WHAT TO DO: Below are the entries; return every line among them that holds the word "arrow".

STORED DATA:
== Segment start ==

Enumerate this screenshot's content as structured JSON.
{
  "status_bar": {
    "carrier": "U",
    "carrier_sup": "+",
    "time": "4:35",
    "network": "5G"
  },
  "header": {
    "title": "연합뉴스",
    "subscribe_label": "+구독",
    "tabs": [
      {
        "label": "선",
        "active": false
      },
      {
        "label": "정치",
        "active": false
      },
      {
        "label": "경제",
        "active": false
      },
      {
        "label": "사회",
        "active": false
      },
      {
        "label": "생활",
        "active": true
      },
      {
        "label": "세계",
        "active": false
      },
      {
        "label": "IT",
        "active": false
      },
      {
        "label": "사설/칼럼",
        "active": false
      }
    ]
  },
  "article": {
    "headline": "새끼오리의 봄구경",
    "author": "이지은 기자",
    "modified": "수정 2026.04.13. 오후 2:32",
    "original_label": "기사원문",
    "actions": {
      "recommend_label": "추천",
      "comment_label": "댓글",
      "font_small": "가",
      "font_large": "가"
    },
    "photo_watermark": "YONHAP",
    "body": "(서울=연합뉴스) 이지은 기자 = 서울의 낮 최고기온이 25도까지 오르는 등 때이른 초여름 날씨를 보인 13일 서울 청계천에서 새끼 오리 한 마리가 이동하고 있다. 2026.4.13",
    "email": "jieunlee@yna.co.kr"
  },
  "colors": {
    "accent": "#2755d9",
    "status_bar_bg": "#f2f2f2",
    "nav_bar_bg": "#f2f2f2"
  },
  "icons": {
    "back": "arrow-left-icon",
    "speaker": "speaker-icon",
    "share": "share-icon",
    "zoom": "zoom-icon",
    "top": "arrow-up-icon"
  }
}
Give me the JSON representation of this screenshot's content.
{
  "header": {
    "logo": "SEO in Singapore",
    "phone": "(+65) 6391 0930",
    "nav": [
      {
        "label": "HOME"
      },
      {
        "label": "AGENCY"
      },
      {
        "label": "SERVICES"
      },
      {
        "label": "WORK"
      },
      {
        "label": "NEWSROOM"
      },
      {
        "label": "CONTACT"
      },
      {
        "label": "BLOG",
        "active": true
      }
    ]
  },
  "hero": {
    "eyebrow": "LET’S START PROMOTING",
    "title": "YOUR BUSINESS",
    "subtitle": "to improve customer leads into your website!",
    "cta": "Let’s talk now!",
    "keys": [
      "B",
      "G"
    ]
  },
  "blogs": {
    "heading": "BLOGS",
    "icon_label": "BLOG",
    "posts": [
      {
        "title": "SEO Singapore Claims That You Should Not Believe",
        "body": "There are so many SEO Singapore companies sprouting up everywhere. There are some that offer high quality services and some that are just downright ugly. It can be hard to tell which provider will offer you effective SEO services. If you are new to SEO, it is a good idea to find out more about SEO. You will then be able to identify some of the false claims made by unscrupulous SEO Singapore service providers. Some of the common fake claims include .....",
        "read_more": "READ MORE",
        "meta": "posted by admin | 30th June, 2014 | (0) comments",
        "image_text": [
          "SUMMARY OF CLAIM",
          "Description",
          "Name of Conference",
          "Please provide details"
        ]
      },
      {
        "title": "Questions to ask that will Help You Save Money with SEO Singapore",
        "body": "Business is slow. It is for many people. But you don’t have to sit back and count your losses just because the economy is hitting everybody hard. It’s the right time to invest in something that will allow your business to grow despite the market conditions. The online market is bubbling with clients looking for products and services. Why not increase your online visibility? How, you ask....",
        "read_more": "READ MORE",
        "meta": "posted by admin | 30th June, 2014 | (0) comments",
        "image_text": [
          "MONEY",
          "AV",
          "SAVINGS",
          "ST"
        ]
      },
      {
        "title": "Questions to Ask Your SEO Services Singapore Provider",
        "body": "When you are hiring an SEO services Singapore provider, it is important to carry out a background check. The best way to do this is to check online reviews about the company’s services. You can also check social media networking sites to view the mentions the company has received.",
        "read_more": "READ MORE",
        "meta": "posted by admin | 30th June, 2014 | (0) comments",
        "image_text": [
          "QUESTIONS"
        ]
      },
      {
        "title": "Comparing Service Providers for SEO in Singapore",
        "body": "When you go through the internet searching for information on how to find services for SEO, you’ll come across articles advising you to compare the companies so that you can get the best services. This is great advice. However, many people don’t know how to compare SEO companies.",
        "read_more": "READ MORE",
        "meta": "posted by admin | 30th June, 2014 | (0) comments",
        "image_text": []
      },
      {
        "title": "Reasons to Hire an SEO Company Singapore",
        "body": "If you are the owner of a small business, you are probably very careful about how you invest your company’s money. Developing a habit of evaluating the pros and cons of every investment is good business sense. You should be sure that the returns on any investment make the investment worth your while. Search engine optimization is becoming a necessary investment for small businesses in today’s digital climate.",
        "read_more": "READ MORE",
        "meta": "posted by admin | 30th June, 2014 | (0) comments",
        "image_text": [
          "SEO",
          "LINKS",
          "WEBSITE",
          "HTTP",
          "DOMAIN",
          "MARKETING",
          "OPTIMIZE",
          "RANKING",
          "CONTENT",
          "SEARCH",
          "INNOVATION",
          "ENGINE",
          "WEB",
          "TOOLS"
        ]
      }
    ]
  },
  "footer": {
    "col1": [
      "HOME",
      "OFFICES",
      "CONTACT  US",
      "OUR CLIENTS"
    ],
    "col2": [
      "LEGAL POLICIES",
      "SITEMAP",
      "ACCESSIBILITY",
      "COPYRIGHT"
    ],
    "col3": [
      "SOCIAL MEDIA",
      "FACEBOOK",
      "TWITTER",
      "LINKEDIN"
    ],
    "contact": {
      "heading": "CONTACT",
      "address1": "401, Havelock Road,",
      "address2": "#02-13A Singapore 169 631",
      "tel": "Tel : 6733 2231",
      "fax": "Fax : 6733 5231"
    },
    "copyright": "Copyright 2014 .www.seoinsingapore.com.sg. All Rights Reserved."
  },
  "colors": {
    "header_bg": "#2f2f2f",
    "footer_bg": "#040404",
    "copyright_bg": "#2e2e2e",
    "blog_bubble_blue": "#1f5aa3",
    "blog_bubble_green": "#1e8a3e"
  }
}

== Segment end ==

WRITTEN RESPONSE:
    "back": "arrow-left-icon",
    "top": "arrow-up-icon"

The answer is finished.